## What you are asked to do
Could you output every record again, exactly as given?

[Items from an interface collection]
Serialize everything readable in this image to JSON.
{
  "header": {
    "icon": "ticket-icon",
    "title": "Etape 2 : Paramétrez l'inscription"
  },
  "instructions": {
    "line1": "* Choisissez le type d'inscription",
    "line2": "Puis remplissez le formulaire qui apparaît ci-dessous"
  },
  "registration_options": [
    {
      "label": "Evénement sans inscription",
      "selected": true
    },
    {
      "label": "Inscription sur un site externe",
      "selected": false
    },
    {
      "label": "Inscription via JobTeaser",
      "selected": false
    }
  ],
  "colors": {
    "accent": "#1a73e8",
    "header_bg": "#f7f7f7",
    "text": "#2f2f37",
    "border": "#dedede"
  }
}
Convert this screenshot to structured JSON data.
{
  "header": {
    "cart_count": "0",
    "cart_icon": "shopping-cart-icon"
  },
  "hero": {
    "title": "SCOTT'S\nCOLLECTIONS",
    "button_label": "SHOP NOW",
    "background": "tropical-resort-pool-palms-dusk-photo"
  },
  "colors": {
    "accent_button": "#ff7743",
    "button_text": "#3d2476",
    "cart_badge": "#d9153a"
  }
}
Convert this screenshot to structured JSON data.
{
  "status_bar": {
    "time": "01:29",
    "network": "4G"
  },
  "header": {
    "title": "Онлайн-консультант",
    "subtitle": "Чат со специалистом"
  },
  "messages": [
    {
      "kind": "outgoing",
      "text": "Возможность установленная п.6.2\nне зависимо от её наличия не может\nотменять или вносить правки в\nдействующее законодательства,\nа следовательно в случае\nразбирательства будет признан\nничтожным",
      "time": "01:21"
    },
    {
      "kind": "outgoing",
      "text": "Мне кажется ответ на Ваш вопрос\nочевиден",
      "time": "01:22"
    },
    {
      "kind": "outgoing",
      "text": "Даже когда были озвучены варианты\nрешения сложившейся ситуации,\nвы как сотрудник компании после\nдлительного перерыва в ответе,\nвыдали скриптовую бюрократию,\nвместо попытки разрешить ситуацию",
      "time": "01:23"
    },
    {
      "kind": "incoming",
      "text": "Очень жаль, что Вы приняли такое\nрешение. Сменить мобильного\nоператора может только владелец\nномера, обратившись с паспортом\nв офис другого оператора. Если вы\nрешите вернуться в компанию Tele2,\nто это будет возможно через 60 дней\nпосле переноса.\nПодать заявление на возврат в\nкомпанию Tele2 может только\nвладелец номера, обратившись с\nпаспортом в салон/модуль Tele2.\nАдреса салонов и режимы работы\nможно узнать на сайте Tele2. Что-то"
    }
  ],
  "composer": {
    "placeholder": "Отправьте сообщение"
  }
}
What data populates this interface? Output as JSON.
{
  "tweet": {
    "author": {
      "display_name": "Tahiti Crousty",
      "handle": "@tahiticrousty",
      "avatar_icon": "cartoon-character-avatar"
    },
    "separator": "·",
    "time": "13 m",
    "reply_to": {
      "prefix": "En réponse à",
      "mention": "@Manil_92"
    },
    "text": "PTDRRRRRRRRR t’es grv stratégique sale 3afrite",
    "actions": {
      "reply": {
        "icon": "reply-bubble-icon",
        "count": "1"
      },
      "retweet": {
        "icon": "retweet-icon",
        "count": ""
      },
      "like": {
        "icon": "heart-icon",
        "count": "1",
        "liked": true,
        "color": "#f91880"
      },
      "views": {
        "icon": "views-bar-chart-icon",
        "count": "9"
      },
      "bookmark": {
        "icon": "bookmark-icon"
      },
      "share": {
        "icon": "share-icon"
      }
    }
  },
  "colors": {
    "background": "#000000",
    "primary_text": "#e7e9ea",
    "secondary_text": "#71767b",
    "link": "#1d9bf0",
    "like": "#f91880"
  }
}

## Answer to the problem
Serialize everything readable in this image to JSON.
{
  "header": {
    "icon": "ticket-icon",
    "title": "Etape 2 : Paramétrez l'inscription"
  },
  "instructions": {
    "line1": "* Choisissez le type d'inscription",
    "line2": "Puis remplissez le formulaire qui apparaît ci-dessous"
  },
  "registration_options": [
    {
      "label": "Evénement sans inscription",
      "selected": true
    },
    {
      "label": "Inscription sur un site externe",
      "selected": false
    },
    {
      "label": "Inscription via JobTeaser",
      "selected": false
    }
  ],
  "colors": {
    "accent": "#1a73e8",
    "header_bg": "#f7f7f7",
    "text": "#2f2f37",
    "border": "#dedede"
  }
}
Convert this screenshot to structured JSON data.
{
  "header": {
    "cart_count": "0",
    "cart_icon": "shopping-cart-icon"
  },
  "hero": {
    "title": "SCOTT'S\nCOLLECTIONS",
    "button_label": "SHOP NOW",
    "background": "tropical-resort-pool-palms-dusk-photo"
  },
  "colors": {
    "accent_button": "#ff7743",
    "button_text": "#3d2476",
    "cart_badge": "#d9153a"
  }
}
Convert this screenshot to structured JSON data.
{
  "status_bar": {
    "time": "01:29",
    "network": "4G"
  },
  "header": {
    "title": "Онлайн-консультант",
    "subtitle": "Чат со специалистом"
  },
  "messages": [
    {
      "kind": "outgoing",
      "text": "Возможность установленная п.6.2\nне зависимо от её наличия не может\nотменять или вносить правки в\nдействующее законодательства,\nа следовательно в случае\nразбирательства будет признан\nничтожным",
      "time": "01:21"
    },
    {
      "kind": "outgoing",
      "text": "Мне кажется ответ на Ваш вопрос\nочевиден",
      "time": "01:22"
    },
    {
      "kind": "outgoing",
      "text": "Даже когда были озвучены варианты\nрешения сложившейся ситуации,\nвы как сотрудник компании после\nдлительного перерыва в ответе,\nвыдали скриптовую бюрократию,\nвместо попытки разрешить ситуацию",
      "time": "01:23"
    },
    {
      "kind": "incoming",
      "text": "Очень жаль, что Вы приняли такое\nрешение. Сменить мобильного\nоператора может только владелец\nномера, обратившись с паспортом\nв офис другого оператора. Если вы\nрешите вернуться в компанию Tele2,\nто это будет возможно через 60 дней\nпосле переноса.\nПодать заявление на возврат в\nкомпанию Tele2 может только\nвладелец номера, обратившись с\nпаспортом в салон/модуль Tele2.\nАдреса салонов и режимы работы\nможно узнать на сайте Tele2. Что-то"
    }
  ],
  "composer": {
    "placeholder": "Отправьте сообщение"
  }
}
What data populates this interface? Output as JSON.
{
  "tweet": {
    "author": {
      "display_name": "Tahiti Crousty",
      "handle": "@tahiticrousty",
      "avatar_icon": "cartoon-character-avatar"
    },
    "separator": "·",
    "time": "13 m",
    "reply_to": {
      "prefix": "En réponse à",
      "mention": "@Manil_92"
    },
    "text": "PTDRRRRRRRRR t’es grv stratégique sale 3afrite",
    "actions": {
      "reply": {
        "icon": "reply-bubble-icon",
        "count": "1"
      },
      "retweet": {
        "icon": "retweet-icon",
        "count": ""
      },
      "like": {
        "icon": "heart-icon",
        "count": "1",
        "liked": true,
        "color": "#f91880"
      },
      "views": {
        "icon": "views-bar-chart-icon",
        "count": "9"
      },
      "bookmark": {
        "icon": "bookmark-icon"
      },
      "share": {
        "icon": "share-icon"
      }
    }
  },
  "colors": {
    "background": "#000000",
    "primary_text": "#e7e9ea",
    "secondary_text": "#71767b",
    "link": "#1d9bf0",
    "like": "#f91880"
  }
}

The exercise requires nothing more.